The lesson to be learned, if there is one, is that wanting something and working hard for it doesn't entitle you to actually get it. It's a sad, disappointing fact of life. Is it fair? Well, yeah, I think so. The only alternative would be to compel people to give you what you want when you want it enough, and that certainly wouldn't be just.
There are lots of things I want, that I work hard for, that I may never get. For example, I'm waiting to hear back from some publishers about a manuscript I sent out a couple of months ago. I worked really hard on it, and I think it's pretty good. Does that mean they have to buy it? Of course not.
Now, working your whole life for the presidency and then losing it is probably much worse than possibly not getting a book published, but it's the same general principle. Mr. Gore worked hard and did his best, but in the end the country didn't want him. So it goes.
Even Jesus faced disappointment and sadness in his life, so how can we expect any different?
Isaiah 53:3So when people reject you, just remember, you're not alone in that.
He was despised and rejected by men,
a man of sorrows, and familiar with suffering.

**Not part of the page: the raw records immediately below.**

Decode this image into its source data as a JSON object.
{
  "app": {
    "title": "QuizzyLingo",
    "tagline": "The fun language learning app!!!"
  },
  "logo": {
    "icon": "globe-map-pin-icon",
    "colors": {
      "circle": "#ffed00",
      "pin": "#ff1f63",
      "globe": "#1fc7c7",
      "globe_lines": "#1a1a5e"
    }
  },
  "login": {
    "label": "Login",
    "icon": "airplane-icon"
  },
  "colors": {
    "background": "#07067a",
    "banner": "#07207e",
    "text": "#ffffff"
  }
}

Like one from whom men hide their faces
he was despised, and we esteemed him not.